There are two main parts to this particular post. The first is about keeping family traditions. I am definitely all for it, and teaching it to my girls. Believing in Santa, Celebrating New Year’s with 12 grapes and coins in your pocket, and all of that. With my own little family, I also like to start my own traditions. Admittedly I haven’t thought of very many yet, but I’m sure some will come to me soon.
Now the second part. My husband is a picky-eater (there’s a connection soon, I promise), and the food critic in the family. So to him, a good meal is when he has a Ratatouille moment. You know, that scene in the movie, when Anton Ego the feared restaurant critic had his flashback?
Well, put simply — that is what he expects of my cooking. Each meal should remind him of his home-cooked food growing up. Now to me, that is a high high high standard, as my in-laws are great at food and have been cooking for ages. I on the other hand, only learned 5 years ago when we got married, and frying pork chops correctly were a feat. And I don’t measure. Talk about compounding pressure to serve a good meal!
Anyway, he wants our kids to have those moments too and to grow up with his favorite meals — baked spaghetti and broken window in particular. I generally don’t have any traditional foods to eat, so I was amenable, albeit nervous. Mind you, it wasn’t just any kind that you buy at Goldilocks or Red Ribbon, but the one that his aunt would make; and only she would actually make it the way he liked it. So now that Sam was two and we were having a little celebration with her friends, he asked me — well, challenged is the better term — to make it “old style”.

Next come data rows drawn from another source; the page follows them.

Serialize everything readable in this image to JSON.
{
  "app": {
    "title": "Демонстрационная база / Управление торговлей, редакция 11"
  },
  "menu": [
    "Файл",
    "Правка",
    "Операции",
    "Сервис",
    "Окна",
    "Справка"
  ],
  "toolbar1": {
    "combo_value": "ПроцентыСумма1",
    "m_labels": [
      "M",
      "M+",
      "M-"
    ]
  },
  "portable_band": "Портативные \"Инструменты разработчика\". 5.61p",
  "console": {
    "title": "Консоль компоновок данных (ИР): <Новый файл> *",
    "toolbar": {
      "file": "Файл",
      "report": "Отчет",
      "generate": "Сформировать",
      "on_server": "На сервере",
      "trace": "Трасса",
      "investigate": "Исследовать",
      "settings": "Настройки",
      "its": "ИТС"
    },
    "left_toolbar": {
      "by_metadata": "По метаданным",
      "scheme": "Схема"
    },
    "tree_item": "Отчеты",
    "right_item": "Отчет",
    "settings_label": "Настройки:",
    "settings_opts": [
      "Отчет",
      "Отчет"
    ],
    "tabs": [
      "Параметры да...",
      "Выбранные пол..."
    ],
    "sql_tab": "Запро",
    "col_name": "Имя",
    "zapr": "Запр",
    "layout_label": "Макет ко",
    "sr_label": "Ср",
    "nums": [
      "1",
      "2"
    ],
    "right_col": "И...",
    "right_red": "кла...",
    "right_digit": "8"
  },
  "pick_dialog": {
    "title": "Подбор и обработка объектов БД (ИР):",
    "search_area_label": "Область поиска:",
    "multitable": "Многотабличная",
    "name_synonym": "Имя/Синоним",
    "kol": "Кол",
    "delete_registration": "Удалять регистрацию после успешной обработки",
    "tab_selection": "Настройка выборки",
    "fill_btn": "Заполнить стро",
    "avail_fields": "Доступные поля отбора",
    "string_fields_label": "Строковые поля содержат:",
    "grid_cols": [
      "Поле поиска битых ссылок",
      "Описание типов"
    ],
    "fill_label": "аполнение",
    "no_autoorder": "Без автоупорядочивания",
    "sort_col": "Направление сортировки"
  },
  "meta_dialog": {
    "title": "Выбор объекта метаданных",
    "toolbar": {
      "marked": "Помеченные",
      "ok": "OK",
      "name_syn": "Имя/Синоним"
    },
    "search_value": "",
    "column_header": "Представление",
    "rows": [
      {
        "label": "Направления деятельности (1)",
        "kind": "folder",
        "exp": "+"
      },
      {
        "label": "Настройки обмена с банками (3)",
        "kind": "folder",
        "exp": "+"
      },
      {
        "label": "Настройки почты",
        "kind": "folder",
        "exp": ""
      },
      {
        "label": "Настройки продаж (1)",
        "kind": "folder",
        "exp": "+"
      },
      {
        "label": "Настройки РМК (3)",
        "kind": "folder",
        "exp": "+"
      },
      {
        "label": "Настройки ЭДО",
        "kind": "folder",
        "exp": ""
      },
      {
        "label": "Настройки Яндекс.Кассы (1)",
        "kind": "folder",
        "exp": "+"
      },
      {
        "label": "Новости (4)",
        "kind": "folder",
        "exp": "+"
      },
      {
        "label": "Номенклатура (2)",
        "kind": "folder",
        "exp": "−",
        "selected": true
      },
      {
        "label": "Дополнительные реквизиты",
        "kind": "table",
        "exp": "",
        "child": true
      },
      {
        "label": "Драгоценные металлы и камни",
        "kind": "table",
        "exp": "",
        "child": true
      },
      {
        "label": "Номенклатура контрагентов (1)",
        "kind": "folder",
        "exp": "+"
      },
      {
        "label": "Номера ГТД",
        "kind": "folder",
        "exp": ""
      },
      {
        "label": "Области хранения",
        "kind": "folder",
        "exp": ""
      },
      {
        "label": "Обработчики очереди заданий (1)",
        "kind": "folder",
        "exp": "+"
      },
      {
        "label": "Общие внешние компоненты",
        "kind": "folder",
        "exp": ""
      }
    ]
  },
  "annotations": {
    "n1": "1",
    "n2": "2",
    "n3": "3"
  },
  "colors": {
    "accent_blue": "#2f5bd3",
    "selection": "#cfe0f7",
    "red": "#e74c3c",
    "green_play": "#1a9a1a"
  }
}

My in-laws are the loveliest people in the world (and I sincerely mean that!), and my cousin-in-law and her mom did all they could virtually to ensure I succeeded, but I’d have to say I lost sleep thinking about how to get it “right” (Note: right = husband’s standards). I’m asked to try and re-create a tradition that is not one of my own family. It’s unknown territory, and any mistake or slight variation feels like — sacrilege! Remember, I’m no chef. Talk about pressure (I know now I have performance anxiety): to serve a typical family tradition meal, on my daughter’s 2nd birthday, for our friends who don’t normally eat typical Filipino food.
Days later, I am alive and breathing normally. These are the finished products, and according to husband-the-food-critic, it does taste like his childhood memory birthday food (in spite of me adding my own little twists to it that he does not know of.)
Now it’s a matter of repeating it (successfully) year after year after year… if I can!
The Moral of the Story: Find a rat as cute (and clean) as Remy, and ask him to cook for you.